After a brief base leg, I settle the Anson onto final, double check that the props are set fully fine, glance at the brake triple pressure gauge, and then concentrate on maintaining the correct speed and angle. The field of view is excellent, and as we sail over the fence I add a pinch of power to arrest the increasing sink rate, pause, then slowly close the throttles while gently easing the yoke back.
“Don’t flare too high” cautions Pete, so I hold what I have, wait until we’ve sunk a little, and then ease the Anson into the flare and hold off. The touchdown isn’t bad, but weeks of drought mean the grass is like corrugated concrete, and we bounce and skip a couple of times before settling down. (One of the aeromodellers later told me it looked pretty smooth, so it probably felt worse than it was.)
Pete applies a couple of deft dabs of brake, the Anson slows to walking pace and a very memorable flight is nearly over.
We park over by the gate, run through the shutdown checks and I then pull out and hold the ‘Slow Running/cut-out’ handle. Just like me, it almost seems as if the Anson is reluctant to quit playing for the day, and the Cheetahs continue to growl until the fuel stops flowing and the engines die away into nothingness, accompanied by the whirring diminuendo of the slowing gyros. Finally, and with a degree of regret, I snap the big black Bakelite Ground/flight switch to ‘Ground’. Magic!

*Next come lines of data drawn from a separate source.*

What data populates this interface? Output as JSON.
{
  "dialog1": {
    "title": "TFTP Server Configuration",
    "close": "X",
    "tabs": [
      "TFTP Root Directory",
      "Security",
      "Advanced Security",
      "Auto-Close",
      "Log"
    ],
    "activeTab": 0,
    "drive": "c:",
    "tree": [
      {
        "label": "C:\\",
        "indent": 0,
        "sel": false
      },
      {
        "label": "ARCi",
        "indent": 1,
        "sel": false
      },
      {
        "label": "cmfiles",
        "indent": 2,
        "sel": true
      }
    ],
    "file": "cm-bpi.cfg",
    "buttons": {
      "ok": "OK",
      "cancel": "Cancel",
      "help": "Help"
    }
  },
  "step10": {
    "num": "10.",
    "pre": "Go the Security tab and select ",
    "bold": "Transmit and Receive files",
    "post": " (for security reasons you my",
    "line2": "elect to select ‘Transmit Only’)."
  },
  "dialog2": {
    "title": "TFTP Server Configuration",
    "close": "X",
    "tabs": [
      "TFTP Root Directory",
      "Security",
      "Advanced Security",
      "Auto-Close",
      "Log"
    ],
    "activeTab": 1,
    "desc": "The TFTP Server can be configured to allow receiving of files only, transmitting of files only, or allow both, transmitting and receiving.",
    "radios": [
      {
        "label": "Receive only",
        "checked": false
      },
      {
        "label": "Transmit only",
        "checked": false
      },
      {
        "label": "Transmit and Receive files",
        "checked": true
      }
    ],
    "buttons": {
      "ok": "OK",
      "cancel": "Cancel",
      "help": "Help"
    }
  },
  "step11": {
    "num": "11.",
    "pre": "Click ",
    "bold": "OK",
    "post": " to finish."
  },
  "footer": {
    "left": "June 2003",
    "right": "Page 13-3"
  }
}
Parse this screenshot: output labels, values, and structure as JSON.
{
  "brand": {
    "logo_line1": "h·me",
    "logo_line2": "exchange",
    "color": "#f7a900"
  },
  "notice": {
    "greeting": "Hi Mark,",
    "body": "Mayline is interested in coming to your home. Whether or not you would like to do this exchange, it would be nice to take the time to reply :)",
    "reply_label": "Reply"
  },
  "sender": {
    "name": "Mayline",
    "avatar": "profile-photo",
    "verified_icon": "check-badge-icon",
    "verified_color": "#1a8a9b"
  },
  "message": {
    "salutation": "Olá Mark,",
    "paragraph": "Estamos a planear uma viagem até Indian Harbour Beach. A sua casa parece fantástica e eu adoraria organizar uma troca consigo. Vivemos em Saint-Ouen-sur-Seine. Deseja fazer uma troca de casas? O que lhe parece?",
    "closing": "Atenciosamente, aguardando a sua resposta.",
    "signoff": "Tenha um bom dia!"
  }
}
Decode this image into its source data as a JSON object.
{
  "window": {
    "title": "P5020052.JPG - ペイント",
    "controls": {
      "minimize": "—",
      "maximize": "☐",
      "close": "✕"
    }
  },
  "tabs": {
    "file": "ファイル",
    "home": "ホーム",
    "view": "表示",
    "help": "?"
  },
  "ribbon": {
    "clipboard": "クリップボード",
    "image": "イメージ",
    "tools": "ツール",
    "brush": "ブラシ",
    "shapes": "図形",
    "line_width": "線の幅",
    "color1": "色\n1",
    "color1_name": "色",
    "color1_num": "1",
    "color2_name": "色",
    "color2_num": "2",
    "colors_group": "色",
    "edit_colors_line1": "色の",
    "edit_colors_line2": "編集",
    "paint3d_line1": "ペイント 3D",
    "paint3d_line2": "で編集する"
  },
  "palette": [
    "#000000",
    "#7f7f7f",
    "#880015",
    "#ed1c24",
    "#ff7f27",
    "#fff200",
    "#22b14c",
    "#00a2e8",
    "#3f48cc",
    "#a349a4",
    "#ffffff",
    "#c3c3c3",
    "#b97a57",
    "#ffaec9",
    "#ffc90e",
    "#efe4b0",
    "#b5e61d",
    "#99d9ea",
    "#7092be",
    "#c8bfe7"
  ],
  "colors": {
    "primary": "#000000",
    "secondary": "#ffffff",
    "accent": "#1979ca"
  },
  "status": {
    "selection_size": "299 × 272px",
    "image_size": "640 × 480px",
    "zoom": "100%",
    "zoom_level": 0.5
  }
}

ABOVE: split flaps are pretty crude by post-war standards
LEFT TO RIGHT: ready to crown the unwary, the pitot head slung below the nose; and – rather obviously an afterthought – the externally mounted wiper motor

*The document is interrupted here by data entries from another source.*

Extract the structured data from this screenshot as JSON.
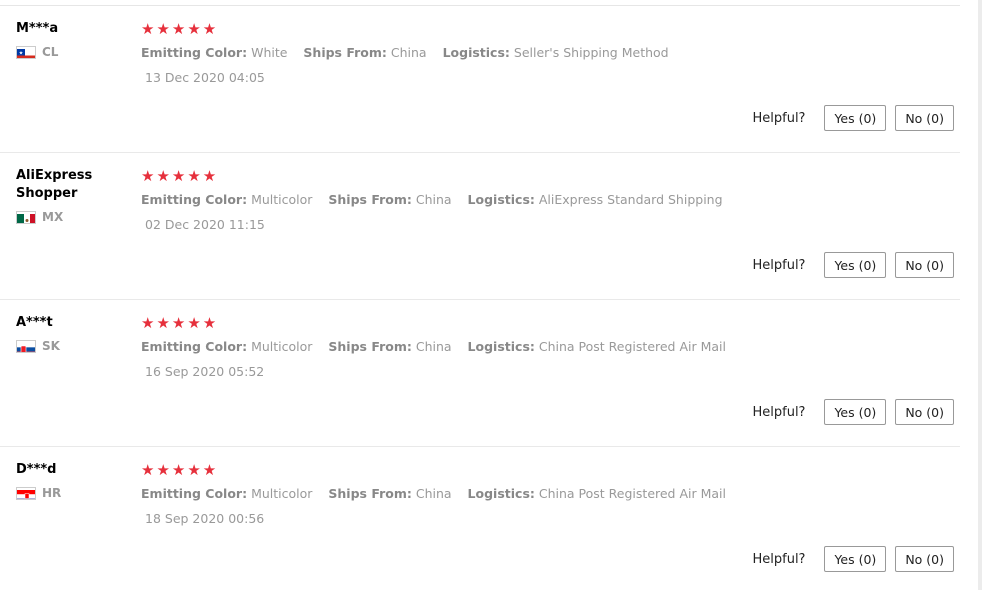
{
  "reviews": [
    {
      "user": "M***a",
      "country": "CL",
      "flag_icon": "chile-flag-icon",
      "rating_stars": "★★★★★",
      "attributes": [
        {
          "label": "Emitting Color:",
          "value": "White"
        },
        {
          "label": "Ships From:",
          "value": "China"
        },
        {
          "label": "Logistics:",
          "value": "Seller's Shipping Method"
        }
      ],
      "date": "13 Dec 2020 04:05",
      "helpful_label": "Helpful?",
      "yes_label": "Yes (0)",
      "no_label": "No (0)"
    },
    {
      "user": "AliExpress Shopper",
      "country": "MX",
      "flag_icon": "mexico-flag-icon",
      "rating_stars": "★★★★★",
      "attributes": [
        {
          "label": "Emitting Color:",
          "value": "Multicolor"
        },
        {
          "label": "Ships From:",
          "value": "China"
        },
        {
          "label": "Logistics:",
          "value": "AliExpress Standard Shipping"
        }
      ],
      "date": "02 Dec 2020 11:15",
      "helpful_label": "Helpful?",
      "yes_label": "Yes (0)",
      "no_label": "No (0)"
    },
    {
      "user": "A***t",
      "country": "SK",
      "flag_icon": "slovakia-flag-icon",
      "rating_stars": "★★★★★",
      "attributes": [
        {
          "label": "Emitting Color:",
          "value": "Multicolor"
        },
        {
          "label": "Ships From:",
          "value": "China"
        },
        {
          "label": "Logistics:",
          "value": "China Post Registered Air Mail"
        }
      ],
      "date": "16 Sep 2020 05:52",
      "helpful_label": "Helpful?",
      "yes_label": "Yes (0)",
      "no_label": "No (0)"
    },
    {
      "user": "D***d",
      "country": "HR",
      "flag_icon": "croatia-flag-icon",
      "rating_stars": "★★★★★",
      "attributes": [
        {
          "label": "Emitting Color:",
          "value": "Multicolor"
        },
        {
          "label": "Ships From:",
          "value": "China"
        },
        {
          "label": "Logistics:",
          "value": "China Post Registered Air Mail"
        }
      ],
      "date": "18 Sep 2020 00:56",
      "helpful_label": "Helpful?",
      "yes_label": "Yes (0)",
      "no_label": "No (0)"
    }
  ],
  "colors": {
    "star": "#e6303c",
    "muted_text": "#999999",
    "separator": "#e9e9e9"
  }
}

ABOVE AND BELOW: the Anson was originally conceived as a recce aircraft/light bomber. After WWII surplus aircraft were readily converted for the civilian market, competing with Avro’s new-build Type 19
THIS PAGE TOP TO BOTTOM: photos taken during strip-down and restoration reveal what lies under the skin – 159 litre wing tanks; the fuslage’s steel-tube space frame (and rather intrusive spar carry-through); wooden nacelle fairings (part covered here); and one of the seven-cylinder Cheetah radial engines, which each produce 385hp
ABOVE, TOP TO BOTTOM: fuel cocks are mounted on the starboard side, beyond port-seated P1’s reach; detail of the dual ‘domestic light switch’ mag controls, connected by a gang bar; and a shot showing the rather inconvenient location of the emergency hydraulic pump lever, behind P1’s seatOPPOSITE PAGE: very ‘military’, even in Type XIX airliner guise, the Anson’s cockpit offers its pilots a fine view, if not much in the way of sensible ergonomic design
ABOVE: the Anson does not have power to spare and its single-engine performance is marginal
ABOVE & BELOW: from some angles the Anson looks ungainly, from others it looks graceful and even muscular